In my Novelists Roundtable workshop last night, we discussed the topic of how best to give our work “weight.” We agreed that while not all books need to have weight (beach-towel romances, for instance), the best and most memorable books have intrinsic significance.
So what gives a book weight? We determined that a weighty book often has a weighty theme, which led to the question: are some themes weightier than others? Is War and Peace weightier than Pride and Prejudice because Tolstoy wrote about war and peace while Jane Austen wrote about marriage?
That’s the common perception.
People like big themes. War. Death. Natural Disasters.
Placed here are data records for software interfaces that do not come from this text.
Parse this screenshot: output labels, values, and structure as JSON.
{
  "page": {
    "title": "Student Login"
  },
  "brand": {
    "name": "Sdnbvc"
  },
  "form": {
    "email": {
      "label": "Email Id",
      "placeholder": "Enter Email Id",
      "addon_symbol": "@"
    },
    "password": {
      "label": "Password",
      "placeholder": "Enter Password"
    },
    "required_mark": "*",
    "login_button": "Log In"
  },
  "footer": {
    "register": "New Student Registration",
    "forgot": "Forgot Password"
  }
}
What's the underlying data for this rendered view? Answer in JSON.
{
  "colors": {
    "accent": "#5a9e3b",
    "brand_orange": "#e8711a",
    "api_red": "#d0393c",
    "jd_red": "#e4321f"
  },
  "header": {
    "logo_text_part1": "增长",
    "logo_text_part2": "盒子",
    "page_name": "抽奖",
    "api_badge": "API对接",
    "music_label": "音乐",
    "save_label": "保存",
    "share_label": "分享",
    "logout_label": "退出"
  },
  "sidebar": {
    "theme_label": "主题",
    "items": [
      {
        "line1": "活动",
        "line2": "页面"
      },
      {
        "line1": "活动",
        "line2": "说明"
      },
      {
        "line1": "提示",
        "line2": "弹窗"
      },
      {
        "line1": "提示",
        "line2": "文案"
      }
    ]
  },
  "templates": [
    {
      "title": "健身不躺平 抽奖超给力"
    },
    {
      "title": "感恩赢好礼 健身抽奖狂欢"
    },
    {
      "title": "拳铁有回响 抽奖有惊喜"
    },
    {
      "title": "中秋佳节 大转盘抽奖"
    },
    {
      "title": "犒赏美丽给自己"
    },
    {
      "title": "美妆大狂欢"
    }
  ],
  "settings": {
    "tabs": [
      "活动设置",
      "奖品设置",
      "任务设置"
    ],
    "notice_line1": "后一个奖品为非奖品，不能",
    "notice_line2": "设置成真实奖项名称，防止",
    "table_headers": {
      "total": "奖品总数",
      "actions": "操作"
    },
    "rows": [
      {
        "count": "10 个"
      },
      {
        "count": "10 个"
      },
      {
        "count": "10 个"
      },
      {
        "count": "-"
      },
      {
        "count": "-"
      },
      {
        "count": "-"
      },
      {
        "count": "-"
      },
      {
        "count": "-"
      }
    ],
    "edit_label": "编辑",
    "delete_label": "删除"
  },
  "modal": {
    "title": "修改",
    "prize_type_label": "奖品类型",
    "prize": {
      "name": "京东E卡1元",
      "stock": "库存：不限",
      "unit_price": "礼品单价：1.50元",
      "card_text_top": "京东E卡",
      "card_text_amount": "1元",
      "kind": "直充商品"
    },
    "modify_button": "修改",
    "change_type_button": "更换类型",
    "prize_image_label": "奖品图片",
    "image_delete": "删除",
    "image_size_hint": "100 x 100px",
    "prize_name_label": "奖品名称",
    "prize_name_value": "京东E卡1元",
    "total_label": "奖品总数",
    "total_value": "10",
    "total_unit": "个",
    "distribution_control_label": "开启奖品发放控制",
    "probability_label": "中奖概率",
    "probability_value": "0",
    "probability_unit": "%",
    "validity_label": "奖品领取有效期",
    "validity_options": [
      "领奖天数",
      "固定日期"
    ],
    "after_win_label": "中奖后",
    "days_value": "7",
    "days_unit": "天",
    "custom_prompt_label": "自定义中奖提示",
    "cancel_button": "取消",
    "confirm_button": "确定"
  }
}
Books with more limited scope are considered “quiet.” But who’s to say that loud books are weightier than quiet books, just because they’re loud?
I’m sure we’ve all read a book about Something Big and Important by an author who chose his subject simply because it’s Big and Important. You can tell he pondered the question, “What will make my book Important? Ah, I know! People think 9/11 is important, so that’s what I shall write about.” As if appending his novel to a Big Theme would give it weight.
I really don’t think that’s the way to go.
I just reread Ray Bradbury’s wonderful book Zen in the Art of Fiction, in which he writes “What do you want more than anything else in the world? What do you love, or what do you hate? Find a character, like yourself, who will want something or not want something, with all his heart.”
Herein lies the weight.
I’m sure our themes come to us in different ways, for different reasons. But ultimately, I think the books we enjoy writing (and reading) the most are the books with themes about which we are passionate–whether we are passionate about the war in Iraq or the boy sitting next to us in English class.If a theme has weight for the author, it will have weight for the reader.